TASK STATEMENT :: Exactly as written, print out each entry in the data, with no pictures.

+ + + +

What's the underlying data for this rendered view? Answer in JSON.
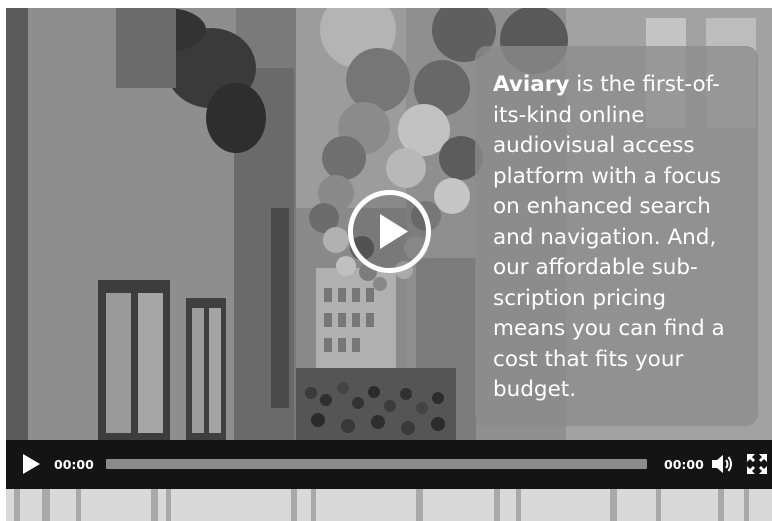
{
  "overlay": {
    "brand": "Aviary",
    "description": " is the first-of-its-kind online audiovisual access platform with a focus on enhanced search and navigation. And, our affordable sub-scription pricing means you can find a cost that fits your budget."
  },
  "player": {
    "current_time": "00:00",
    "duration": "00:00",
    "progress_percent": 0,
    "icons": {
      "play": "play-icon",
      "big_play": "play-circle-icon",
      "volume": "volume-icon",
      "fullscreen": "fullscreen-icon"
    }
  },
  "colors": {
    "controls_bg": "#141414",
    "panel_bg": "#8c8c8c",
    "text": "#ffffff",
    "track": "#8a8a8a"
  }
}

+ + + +

WRITTEN RESPONSE ::
What's the underlying data for this rendered view? Answer in JSON.
{
  "overlay": {
    "brand": "Aviary",
    "description": " is the first-of-its-kind online audiovisual access platform with a focus on enhanced search and navigation. And, our affordable sub-scription pricing means you can find a cost that fits your budget."
  },
  "player": {
    "current_time": "00:00",
    "duration": "00:00",
    "progress_percent": 0,
    "icons": {
      "play": "play-icon",
      "big_play": "play-circle-icon",
      "volume": "volume-icon",
      "fullscreen": "fullscreen-icon"
    }
  },
  "colors": {
    "controls_bg": "#141414",
    "panel_bg": "#8c8c8c",
    "text": "#ffffff",
    "track": "#8a8a8a"
  }
}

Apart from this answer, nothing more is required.